This is how I wrap up most of my days. Even if it’s a busy day, I make sure to get most of this done. Of course, I might read for less time or shorten my foot massage, but having this evening routine has become pretty much non-negotiable for me.
You might find that some other combination works better for you. Pick and choose and add your options:
- Shut off your devices one to three hours before bed. Better yet, put your phone to bed in another room, so you don’t get tempted to reach for it if you have difficulty sleeping.
- Go for a short walk.
- Practice yoga (pick a pose such as legs up the wall or do a few restorative poses).
- Take a shower or bath.
- Give yourself a massage with or without oils.
- Read something inspirational.
- Practice gratitude either by writing it down or silently giving thanks.
- Journal – Write down what went well in your day. Also, write the things you need to do tomorrow. Writing down these tasks is helpful by getting them out of your mind and on paper. This reminds you of your successes today and sets an intention for tomorrow.
- Focus on your breathing. Use practices such as equal ratio or alternate nostril breathing.
- Meditate, listen to a guided meditation or sit in silence.

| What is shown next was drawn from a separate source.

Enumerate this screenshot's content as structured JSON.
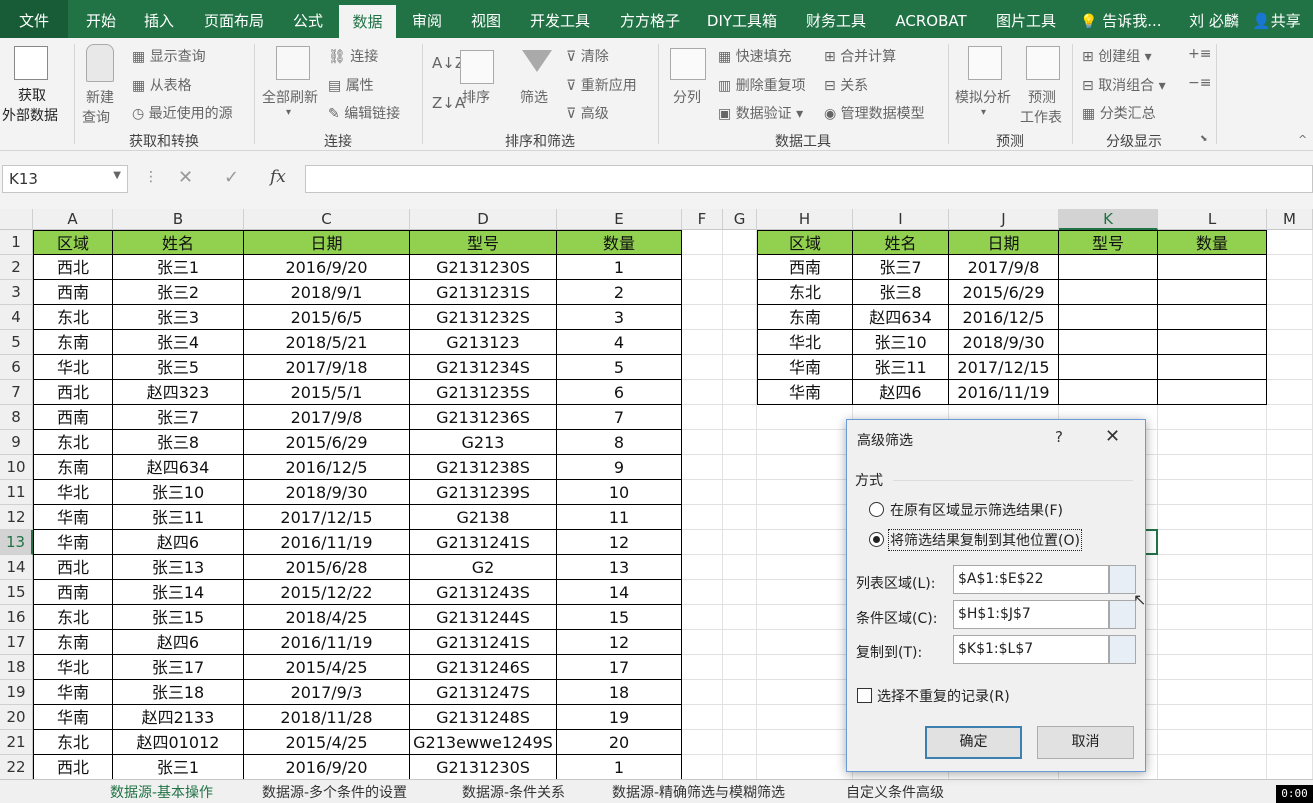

It doesn’t matter what you choose. Start small and layer on, but only if it feels nourishing to you.
The important thing is finding a routine that feels soothing, and it tells your body and mind that it’s time to transition to rest mode. Sweet dreams!
PS Whenever you’re ready… Here are 4 ways I can help you make the shift from settling for the results you’re currently getting to thriving in life.
- Get my free Start the Day Right Tip Sheet. It contains 5 of my favorite tips to start your day with intention.
- Join other like-minded people who are taking control of their health in my Peace Run Yoga Facebook Group! Allow us to be a place to share ideas, get advice, and meet others who are on a health journey.
- Are you feeling stressed and overwhelmed with the holidays on the way? Then, join me for Finding Balance at the Holidays – November 17th.
- Work with me ONE-ON-ONE to step off the health rollercoaster. Send me an email and drop the word “COACHING” in the subject line… tell me a little about your current health and what you’d like to work on together, and I’ll get you all the details!